Simply Secure's take on branding in open source, with a case study on Tails.
Building trustworthy technology requires more than technical expertise. Interaction design, service design, brand strategy, and writing are needed.
Visual design makes for compelling software; learn about color and how to choose a persuasive color scheme.
Naming software is hard because the name needs to convey a lot of meaning about what the program does to an unfamiliar audience, and do it all using only a word or short phrase. You want something memorable and easy to say – which becomes more complex when designing with a global audience in mind. Android's recently-announced competition to name the latest operating system has been met with skepticism. The accompanying parody video pokes fun at naming as an unskilled and silly exercise.

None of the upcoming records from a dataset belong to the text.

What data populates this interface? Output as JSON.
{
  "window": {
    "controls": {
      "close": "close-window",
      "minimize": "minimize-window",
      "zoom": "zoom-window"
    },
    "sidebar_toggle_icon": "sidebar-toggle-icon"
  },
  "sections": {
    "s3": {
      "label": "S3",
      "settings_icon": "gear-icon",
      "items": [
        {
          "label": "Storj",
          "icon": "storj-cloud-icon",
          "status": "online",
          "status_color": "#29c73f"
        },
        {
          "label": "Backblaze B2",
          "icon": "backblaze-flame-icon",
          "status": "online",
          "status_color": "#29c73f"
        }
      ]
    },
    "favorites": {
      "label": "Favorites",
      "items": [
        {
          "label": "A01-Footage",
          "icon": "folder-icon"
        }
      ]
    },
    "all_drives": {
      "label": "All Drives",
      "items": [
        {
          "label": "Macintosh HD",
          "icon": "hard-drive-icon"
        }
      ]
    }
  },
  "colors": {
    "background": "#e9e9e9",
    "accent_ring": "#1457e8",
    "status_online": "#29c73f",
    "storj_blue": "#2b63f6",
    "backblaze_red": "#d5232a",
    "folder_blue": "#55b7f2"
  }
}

Style guides specify the look and feel of how a company or team communicates with the outside word. Styleguides.io collects examples of website visual standards that maintain a consistent online presence. Brand guidelines typically focus on how logos are treated, while style guides are more extensive – including not only look and feel, but also interactive behavior, such as the alerts and form templates in the U.S. Web Design Standards.
Here are tips for UX copywriting to explain how your technology works and reduce the need for additional user support.
Last week Google unveiled a new logo as part of an updated brand identity. Professional typographic designers were swift to react. Tobias Frere-Jones, designer of Interstate and other widely-used fonts, said "I really hope this 'e' does not become a thing." Beyond professional designers, the New Yorker's Sarah Larson complained Google "took something we trusted and filed off its dignity." The Google logo reaches the level of cultural commentary in a general interest magazine because its use is so widespread.
Thank you to everyone contributing to the Simply Secure Slack channel. If you’re interested in joining, email firstname.lastname@example.org for an invitation. I’m especially eager to get more UX people in privacy and security involved, so spread the world. Here are some highlights from our recent Slack conversations. Sharing the Rationale for UX Decisions Check out Gabriel Tomescu’s The Anatomy of a Credit Card Form sharing the Wave design team’s process for arriving at an elegant, easy-to-use form.